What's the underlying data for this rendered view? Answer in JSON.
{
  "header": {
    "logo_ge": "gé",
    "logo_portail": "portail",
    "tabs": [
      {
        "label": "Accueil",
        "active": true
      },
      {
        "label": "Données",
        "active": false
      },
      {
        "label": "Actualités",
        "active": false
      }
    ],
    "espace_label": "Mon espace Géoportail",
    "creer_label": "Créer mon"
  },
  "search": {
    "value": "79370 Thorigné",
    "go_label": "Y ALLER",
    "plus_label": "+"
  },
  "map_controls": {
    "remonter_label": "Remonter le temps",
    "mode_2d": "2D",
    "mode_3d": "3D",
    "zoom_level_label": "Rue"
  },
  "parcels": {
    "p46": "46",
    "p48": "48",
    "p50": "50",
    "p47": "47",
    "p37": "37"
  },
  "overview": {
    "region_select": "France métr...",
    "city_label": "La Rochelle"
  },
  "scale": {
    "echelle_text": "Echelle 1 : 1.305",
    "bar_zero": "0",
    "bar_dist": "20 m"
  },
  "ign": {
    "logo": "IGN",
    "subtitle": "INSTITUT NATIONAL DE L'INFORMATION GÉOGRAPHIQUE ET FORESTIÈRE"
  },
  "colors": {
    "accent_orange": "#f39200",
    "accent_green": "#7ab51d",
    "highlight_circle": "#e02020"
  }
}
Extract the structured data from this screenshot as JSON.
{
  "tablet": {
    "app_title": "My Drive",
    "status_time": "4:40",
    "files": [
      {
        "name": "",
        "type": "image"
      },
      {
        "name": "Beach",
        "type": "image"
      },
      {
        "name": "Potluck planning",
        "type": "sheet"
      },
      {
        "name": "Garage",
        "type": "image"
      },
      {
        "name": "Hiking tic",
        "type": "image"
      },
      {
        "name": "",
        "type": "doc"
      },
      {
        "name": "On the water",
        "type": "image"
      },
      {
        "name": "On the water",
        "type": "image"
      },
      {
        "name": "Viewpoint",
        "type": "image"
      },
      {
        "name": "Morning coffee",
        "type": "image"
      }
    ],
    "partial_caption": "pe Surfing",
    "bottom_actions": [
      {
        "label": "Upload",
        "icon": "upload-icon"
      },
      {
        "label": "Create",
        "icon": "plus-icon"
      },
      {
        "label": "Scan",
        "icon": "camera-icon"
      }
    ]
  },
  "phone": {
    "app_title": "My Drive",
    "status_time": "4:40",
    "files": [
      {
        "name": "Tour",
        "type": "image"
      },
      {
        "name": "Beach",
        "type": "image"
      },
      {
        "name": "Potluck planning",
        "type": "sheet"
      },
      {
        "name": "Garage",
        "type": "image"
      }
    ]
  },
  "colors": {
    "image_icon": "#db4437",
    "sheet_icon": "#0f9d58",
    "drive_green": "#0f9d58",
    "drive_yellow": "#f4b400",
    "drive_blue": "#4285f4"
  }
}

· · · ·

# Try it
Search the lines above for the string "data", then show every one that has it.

# Answer area
What's the underlying data for this rendered view? Answer in JSON.
Extract the structured data from this screenshot as JSON.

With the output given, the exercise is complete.